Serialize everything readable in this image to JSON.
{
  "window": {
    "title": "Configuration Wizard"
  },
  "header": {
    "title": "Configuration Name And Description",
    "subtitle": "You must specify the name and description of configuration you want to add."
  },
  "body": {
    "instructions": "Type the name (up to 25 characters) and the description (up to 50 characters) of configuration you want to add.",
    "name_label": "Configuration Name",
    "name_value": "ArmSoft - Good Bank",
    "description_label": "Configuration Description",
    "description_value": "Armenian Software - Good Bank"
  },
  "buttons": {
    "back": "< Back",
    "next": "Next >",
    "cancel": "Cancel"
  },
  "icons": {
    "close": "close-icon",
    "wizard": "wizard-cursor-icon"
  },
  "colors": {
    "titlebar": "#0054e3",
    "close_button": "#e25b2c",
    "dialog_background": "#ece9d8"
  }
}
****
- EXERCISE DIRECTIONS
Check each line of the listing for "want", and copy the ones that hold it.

- THE ANSWER
    "subtitle": "You must specify the name and description of configuration you want to add."
    "instructions": "Type the name (up to 25 characters) and the description (up to 50 characters) of configuration you want to add.",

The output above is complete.